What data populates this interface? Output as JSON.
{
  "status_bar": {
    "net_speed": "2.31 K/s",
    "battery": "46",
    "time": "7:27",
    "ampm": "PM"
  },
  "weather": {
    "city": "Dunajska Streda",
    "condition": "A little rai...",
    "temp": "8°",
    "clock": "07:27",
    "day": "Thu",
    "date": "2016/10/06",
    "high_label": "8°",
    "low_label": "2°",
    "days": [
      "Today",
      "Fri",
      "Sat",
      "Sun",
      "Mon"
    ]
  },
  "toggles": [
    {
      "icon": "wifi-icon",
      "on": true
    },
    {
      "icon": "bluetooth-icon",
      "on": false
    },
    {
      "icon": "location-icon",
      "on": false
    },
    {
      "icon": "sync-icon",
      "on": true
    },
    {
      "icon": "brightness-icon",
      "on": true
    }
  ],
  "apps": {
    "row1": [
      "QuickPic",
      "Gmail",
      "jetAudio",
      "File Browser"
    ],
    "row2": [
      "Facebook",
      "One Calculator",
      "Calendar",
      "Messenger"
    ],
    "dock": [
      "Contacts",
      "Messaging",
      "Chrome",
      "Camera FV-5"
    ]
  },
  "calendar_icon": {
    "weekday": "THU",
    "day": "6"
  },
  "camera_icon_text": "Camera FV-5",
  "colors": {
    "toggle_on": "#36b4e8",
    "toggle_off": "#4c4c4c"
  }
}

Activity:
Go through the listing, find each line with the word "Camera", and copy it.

Solution for this problem:
      "Camera FV-5"
  "camera_icon_text": "Camera FV-5",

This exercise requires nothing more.